Now that Amaro, 45, is running his own show, he has this ambitious idea that you really can have it all, that you can have a great farm system and a team that contends for a World Series every year. You can have a reputation for being fiscally responsible and have a $140 million payroll that ranks in the top three or four in baseball. You can watch your peers rush by in a thundering herd to embrace the latest "Moneyball" sabermetrics or algorithm of the moment and use some of that but also say, "If we're going to err on one side or the other, we're more scout-oriented."
"Stats continue to be important," he says, "but I think people are starting to drift back to real old-time scouting. Here, we believe in scouting heart and head and using our eyes and ears and baseball sense to analyze players. Maybe more than most."
Amaro also believes the Phillies can be big-game hunters when it comes to free-agent signings or trades, yet "do deals on our terms."
That's really what the Lee, Halladay and Oswalt acquisitions were about for Amaro.

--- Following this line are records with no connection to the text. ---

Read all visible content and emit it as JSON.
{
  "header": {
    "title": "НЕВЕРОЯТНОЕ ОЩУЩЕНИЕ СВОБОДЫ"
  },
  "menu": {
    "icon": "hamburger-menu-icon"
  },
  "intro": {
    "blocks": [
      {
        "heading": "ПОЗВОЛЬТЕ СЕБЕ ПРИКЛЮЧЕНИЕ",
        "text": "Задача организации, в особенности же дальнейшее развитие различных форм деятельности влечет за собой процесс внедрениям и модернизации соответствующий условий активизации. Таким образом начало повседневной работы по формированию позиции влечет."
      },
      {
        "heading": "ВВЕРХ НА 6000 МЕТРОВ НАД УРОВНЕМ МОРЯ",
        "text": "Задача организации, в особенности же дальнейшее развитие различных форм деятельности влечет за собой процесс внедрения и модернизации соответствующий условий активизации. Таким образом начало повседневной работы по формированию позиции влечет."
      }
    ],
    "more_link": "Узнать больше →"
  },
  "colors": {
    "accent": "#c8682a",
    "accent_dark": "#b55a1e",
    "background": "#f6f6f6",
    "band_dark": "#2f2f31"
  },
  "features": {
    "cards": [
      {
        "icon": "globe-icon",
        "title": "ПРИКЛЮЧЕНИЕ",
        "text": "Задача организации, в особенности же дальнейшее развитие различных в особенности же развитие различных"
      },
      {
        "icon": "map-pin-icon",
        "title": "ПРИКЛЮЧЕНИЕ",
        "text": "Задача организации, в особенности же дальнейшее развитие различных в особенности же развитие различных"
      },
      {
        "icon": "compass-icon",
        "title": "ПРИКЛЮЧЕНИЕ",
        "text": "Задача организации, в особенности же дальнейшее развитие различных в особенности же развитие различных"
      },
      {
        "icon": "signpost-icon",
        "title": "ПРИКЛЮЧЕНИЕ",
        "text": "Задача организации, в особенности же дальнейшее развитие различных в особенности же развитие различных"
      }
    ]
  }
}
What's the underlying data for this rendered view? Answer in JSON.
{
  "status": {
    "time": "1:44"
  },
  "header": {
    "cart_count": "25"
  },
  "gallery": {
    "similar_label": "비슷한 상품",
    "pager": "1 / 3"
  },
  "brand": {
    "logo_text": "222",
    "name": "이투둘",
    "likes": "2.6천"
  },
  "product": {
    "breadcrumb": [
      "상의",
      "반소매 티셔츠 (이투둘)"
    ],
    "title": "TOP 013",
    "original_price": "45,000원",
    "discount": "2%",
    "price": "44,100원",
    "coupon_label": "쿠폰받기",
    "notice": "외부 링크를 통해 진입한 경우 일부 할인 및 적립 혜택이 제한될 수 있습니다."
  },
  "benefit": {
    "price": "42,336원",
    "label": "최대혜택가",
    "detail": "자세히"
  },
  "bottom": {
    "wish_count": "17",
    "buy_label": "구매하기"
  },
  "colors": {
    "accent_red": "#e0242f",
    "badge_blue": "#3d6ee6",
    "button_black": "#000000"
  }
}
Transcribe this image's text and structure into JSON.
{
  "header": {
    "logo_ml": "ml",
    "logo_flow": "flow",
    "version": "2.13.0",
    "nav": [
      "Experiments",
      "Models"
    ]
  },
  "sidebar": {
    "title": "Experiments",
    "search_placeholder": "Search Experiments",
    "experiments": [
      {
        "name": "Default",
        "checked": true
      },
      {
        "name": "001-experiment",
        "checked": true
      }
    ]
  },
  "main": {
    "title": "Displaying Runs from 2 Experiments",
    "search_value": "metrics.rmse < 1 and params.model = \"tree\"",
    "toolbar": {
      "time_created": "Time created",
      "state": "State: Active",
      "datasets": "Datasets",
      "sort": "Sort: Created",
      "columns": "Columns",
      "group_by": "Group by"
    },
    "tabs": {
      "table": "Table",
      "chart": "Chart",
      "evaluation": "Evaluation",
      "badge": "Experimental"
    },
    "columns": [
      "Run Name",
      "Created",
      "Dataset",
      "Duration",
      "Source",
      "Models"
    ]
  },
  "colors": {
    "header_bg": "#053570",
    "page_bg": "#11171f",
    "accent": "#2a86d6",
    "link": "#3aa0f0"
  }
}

Amaro says he was "very uncomfortable" that the Phillies would be able to re-sign Lee at a palatable price when the left-hander's contract expires after this season, which would have left them again searching for an ace to pair with Hamels. So he went out and won a pitched, weeks-long competition for Halladay -- a better pitcher, even by Lee's admission. Amaro got him for the same price this season as Lee is being paid because Toronto is accounting for $6 million of Halladay's $15.85 million salary. The bonus is that Halladay signed a three-year, $60 million extension, so the Phils have him under control through 2013.
Amaro says the three prospects he got for Lee restocked a farm system that had lost seven of its top-10-rated players in the past two years.
Of course, those prospects might never develop. And Amaro couldn't have known for sure that he could land Oswalt when he traded Lee.
But so far, it's working. The Phillies are again the team to beat in the National League. They ride a nine-game winning streak into Wednesday night. They also have the league's best record (35-14) since the All-Star break, and they are 17-3 in September.
Whoever plays the Phillies in the playoffs is going to have to beat the three-ace gauntlet of Halladay, Oswalt and Hamels. If the Phillies win the pennant again and face the playoff-bound Texas Rangers in the World Series, they'll have a reunion with Lee -- who ended up in Texas after being traded at the deadline yet again, by Seattle.
If that happens, Amaro will be loudly reminded -- again -- that he's the GM who both nearly ruined and then saved the Phillies' season.
But when you're living on the edge the way he is, you're comfortable with that.
"Do your best, then try not to look back," he says.
Johnette Howard is a contributing columnist to ESPN.com and ESPNNewYork.com, and is the author of "The Rivals: Chris Evert vs. Martina Navratilova, Their Epic Duels and Extraordinary Friendship." She can be reached at email@example.com.